(Exercise inputs Opens)

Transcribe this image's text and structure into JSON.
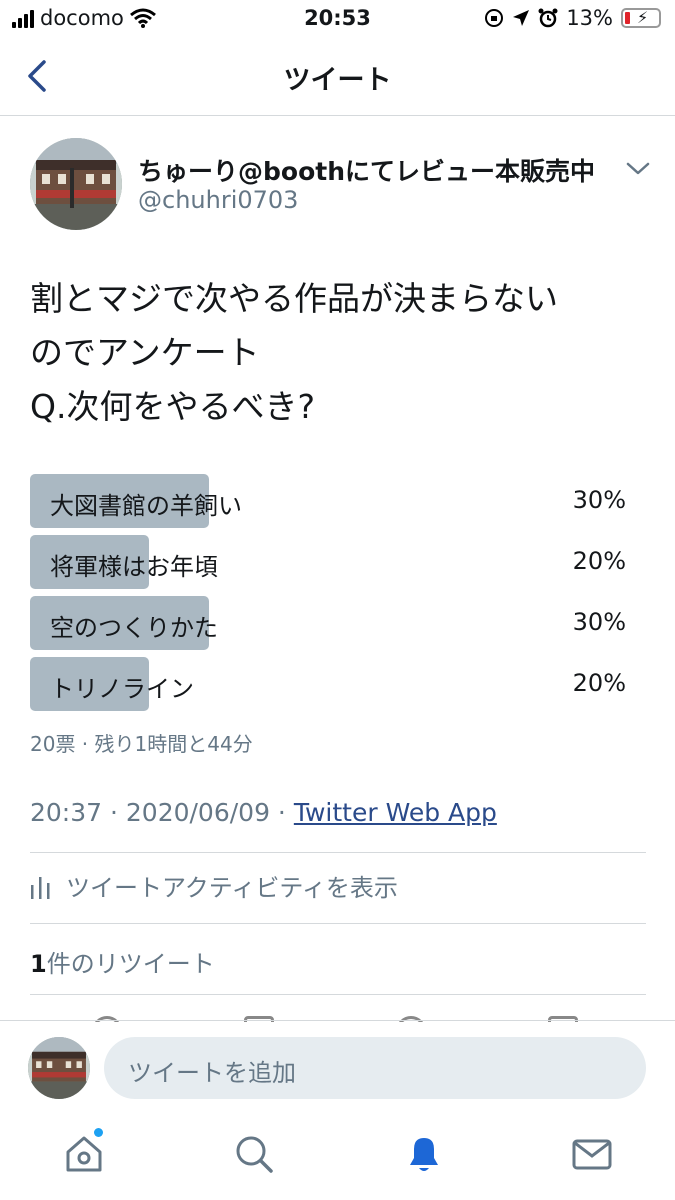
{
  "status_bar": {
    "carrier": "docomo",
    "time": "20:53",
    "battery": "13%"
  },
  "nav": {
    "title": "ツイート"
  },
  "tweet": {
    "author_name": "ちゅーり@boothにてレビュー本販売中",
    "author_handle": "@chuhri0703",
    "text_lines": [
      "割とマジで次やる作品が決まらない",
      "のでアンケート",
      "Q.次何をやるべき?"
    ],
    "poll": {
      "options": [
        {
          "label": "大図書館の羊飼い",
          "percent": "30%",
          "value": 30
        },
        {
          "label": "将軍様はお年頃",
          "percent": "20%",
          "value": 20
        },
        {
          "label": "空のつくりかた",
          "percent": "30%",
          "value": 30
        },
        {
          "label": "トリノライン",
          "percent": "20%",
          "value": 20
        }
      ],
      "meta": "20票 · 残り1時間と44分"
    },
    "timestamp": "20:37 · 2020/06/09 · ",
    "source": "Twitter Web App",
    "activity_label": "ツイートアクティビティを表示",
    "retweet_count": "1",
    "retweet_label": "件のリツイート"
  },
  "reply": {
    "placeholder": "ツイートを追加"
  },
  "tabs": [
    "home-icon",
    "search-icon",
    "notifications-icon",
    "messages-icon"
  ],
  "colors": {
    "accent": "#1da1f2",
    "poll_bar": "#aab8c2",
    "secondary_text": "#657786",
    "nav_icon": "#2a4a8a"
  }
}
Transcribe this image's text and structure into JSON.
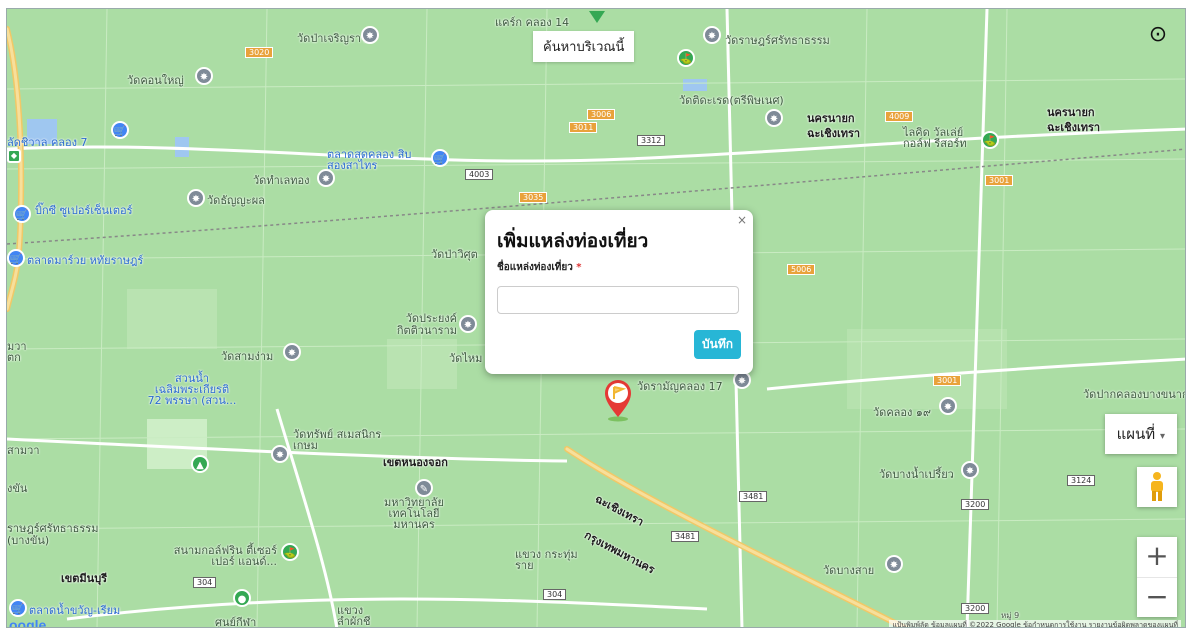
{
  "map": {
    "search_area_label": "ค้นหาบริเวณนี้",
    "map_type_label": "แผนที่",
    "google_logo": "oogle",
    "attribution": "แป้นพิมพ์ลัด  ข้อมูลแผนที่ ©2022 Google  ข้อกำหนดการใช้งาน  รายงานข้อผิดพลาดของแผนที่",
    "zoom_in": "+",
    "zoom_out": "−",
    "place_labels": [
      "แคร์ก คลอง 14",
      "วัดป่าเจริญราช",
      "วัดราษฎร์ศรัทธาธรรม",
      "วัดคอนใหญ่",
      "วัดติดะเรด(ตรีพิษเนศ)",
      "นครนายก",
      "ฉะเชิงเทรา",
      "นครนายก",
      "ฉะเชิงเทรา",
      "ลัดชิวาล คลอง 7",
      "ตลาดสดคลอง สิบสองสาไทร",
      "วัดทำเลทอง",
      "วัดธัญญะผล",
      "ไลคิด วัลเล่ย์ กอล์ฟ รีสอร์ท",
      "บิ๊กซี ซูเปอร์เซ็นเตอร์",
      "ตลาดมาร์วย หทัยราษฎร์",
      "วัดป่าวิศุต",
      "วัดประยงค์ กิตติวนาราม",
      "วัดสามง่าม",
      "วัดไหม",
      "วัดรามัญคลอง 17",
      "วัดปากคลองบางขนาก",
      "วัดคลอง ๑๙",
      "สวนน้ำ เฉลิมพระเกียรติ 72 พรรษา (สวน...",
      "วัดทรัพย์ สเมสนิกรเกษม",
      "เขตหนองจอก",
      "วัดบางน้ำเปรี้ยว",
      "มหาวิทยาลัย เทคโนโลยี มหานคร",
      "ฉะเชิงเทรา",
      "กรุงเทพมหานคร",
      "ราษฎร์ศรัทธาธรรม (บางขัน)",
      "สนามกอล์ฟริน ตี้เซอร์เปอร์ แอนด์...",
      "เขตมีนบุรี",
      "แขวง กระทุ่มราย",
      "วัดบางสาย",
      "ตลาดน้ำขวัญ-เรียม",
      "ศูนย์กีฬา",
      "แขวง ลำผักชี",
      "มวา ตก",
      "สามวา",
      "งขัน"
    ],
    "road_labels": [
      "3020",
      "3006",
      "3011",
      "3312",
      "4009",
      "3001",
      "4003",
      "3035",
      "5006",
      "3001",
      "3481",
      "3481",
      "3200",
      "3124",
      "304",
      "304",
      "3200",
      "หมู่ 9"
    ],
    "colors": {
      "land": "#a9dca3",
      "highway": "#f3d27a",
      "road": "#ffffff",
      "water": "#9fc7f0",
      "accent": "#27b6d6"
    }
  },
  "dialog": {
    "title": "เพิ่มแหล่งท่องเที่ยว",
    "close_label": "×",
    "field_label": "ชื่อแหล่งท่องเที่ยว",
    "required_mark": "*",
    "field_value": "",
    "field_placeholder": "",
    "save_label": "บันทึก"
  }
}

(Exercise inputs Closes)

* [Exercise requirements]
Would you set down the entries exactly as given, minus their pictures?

* [Answer box]
Transcribe this image's text and structure into JSON.
{
  "status_bar": {
    "carrier": "docomo",
    "time": "20:53",
    "battery": "13%"
  },
  "nav": {
    "title": "ツイート"
  },
  "tweet": {
    "author_name": "ちゅーり@boothにてレビュー本販売中",
    "author_handle": "@chuhri0703",
    "text_lines": [
      "割とマジで次やる作品が決まらない",
      "のでアンケート",
      "Q.次何をやるべき?"
    ],
    "poll": {
      "options": [
        {
          "label": "大図書館の羊飼い",
          "percent": "30%",
          "value": 30
        },
        {
          "label": "将軍様はお年頃",
          "percent": "20%",
          "value": 20
        },
        {
          "label": "空のつくりかた",
          "percent": "30%",
          "value": 30
        },
        {
          "label": "トリノライン",
          "percent": "20%",
          "value": 20
        }
      ],
      "meta": "20票 · 残り1時間と44分"
    },
    "timestamp": "20:37 · 2020/06/09 · ",
    "source": "Twitter Web App",
    "activity_label": "ツイートアクティビティを表示",
    "retweet_count": "1",
    "retweet_label": "件のリツイート"
  },
  "reply": {
    "placeholder": "ツイートを追加"
  },
  "tabs": [
    "home-icon",
    "search-icon",
    "notifications-icon",
    "messages-icon"
  ],
  "colors": {
    "accent": "#1da1f2",
    "poll_bar": "#aab8c2",
    "secondary_text": "#657786",
    "nav_icon": "#2a4a8a"
  }
}
Transcribe this image's text and structure into JSON.
{
  "map": {
    "search_area_label": "ค้นหาบริเวณนี้",
    "map_type_label": "แผนที่",
    "google_logo": "oogle",
    "attribution": "แป้นพิมพ์ลัด  ข้อมูลแผนที่ ©2022 Google  ข้อกำหนดการใช้งาน  รายงานข้อผิดพลาดของแผนที่",
    "zoom_in": "+",
    "zoom_out": "−",
    "place_labels": [
      "แคร์ก คลอง 14",
      "วัดป่าเจริญราช",
      "วัดราษฎร์ศรัทธาธรรม",
      "วัดคอนใหญ่",
      "วัดติดะเรด(ตรีพิษเนศ)",
      "นครนายก",
      "ฉะเชิงเทรา",
      "นครนายก",
      "ฉะเชิงเทรา",
      "ลัดชิวาล คลอง 7",
      "ตลาดสดคลอง สิบสองสาไทร",
      "วัดทำเลทอง",
      "วัดธัญญะผล",
      "ไลคิด วัลเล่ย์ กอล์ฟ รีสอร์ท",
      "บิ๊กซี ซูเปอร์เซ็นเตอร์",
      "ตลาดมาร์วย หทัยราษฎร์",
      "วัดป่าวิศุต",
      "วัดประยงค์ กิตติวนาราม",
      "วัดสามง่าม",
      "วัดไหม",
      "วัดรามัญคลอง 17",
      "วัดปากคลองบางขนาก",
      "วัดคลอง ๑๙",
      "สวนน้ำ เฉลิมพระเกียรติ 72 พรรษา (สวน...",
      "วัดทรัพย์ สเมสนิกรเกษม",
      "เขตหนองจอก",
      "วัดบางน้ำเปรี้ยว",
      "มหาวิทยาลัย เทคโนโลยี มหานคร",
      "ฉะเชิงเทรา",
      "กรุงเทพมหานคร",
      "ราษฎร์ศรัทธาธรรม (บางขัน)",
      "สนามกอล์ฟริน ตี้เซอร์เปอร์ แอนด์...",
      "เขตมีนบุรี",
      "แขวง กระทุ่มราย",
      "วัดบางสาย",
      "ตลาดน้ำขวัญ-เรียม",
      "ศูนย์กีฬา",
      "แขวง ลำผักชี",
      "มวา ตก",
      "สามวา",
      "งขัน"
    ],
    "road_labels": [
      "3020",
      "3006",
      "3011",
      "3312",
      "4009",
      "3001",
      "4003",
      "3035",
      "5006",
      "3001",
      "3481",
      "3481",
      "3200",
      "3124",
      "304",
      "304",
      "3200",
      "หมู่ 9"
    ],
    "colors": {
      "land": "#a9dca3",
      "highway": "#f3d27a",
      "road": "#ffffff",
      "water": "#9fc7f0",
      "accent": "#27b6d6"
    }
  },
  "dialog": {
    "title": "เพิ่มแหล่งท่องเที่ยว",
    "close_label": "×",
    "field_label": "ชื่อแหล่งท่องเที่ยว",
    "required_mark": "*",
    "field_value": "",
    "field_placeholder": "",
    "save_label": "บันทึก"
  }
}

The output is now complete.